Your task is to find every line of the data that holds the string "title" and copy it.

***** EXERCISE DATA

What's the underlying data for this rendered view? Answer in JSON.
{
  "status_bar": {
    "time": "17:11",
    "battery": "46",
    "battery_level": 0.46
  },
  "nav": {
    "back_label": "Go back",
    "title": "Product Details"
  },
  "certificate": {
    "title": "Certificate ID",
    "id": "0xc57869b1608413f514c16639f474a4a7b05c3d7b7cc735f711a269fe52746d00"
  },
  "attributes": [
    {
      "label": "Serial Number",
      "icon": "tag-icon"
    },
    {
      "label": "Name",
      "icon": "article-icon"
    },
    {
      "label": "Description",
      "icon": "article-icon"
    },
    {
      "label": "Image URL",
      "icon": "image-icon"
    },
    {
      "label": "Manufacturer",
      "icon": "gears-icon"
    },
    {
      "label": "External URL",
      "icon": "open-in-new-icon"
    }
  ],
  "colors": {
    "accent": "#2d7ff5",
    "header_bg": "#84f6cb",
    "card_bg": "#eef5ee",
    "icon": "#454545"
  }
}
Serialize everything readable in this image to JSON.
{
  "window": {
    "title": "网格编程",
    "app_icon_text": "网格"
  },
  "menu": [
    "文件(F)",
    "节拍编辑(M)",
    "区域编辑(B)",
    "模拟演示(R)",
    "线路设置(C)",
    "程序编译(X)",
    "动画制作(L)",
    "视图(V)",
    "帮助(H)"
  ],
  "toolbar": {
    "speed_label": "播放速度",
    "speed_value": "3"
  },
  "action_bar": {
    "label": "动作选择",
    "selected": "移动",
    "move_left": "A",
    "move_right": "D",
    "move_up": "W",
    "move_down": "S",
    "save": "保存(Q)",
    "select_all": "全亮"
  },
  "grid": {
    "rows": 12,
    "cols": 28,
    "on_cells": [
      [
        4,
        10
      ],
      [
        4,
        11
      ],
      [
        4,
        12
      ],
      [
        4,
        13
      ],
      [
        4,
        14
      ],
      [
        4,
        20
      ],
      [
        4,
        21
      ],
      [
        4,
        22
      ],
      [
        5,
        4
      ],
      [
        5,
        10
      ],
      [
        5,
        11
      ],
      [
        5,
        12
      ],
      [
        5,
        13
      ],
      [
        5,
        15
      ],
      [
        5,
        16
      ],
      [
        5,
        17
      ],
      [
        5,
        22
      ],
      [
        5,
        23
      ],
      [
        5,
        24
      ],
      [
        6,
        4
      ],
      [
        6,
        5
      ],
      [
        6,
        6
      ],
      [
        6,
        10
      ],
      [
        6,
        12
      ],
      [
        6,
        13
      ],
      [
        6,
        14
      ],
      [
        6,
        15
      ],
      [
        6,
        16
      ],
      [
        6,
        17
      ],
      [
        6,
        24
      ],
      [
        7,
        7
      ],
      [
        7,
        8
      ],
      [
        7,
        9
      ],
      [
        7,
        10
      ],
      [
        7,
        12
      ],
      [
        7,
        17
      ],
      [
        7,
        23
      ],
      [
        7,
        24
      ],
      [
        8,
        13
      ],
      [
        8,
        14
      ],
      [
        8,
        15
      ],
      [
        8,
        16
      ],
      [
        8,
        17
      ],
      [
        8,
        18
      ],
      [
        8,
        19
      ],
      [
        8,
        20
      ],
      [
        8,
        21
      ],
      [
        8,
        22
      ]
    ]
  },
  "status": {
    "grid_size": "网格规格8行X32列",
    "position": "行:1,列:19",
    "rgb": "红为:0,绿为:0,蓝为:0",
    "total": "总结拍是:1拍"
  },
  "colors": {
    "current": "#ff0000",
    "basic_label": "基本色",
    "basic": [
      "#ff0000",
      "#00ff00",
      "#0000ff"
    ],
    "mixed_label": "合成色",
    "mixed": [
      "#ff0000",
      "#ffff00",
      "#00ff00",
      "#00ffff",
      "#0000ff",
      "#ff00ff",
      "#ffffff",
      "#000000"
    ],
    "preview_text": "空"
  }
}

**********

SOLUTION FOR THIS TASK
    "title": "Product Details"
    "title": "Certificate ID",
    "title": "网格编程",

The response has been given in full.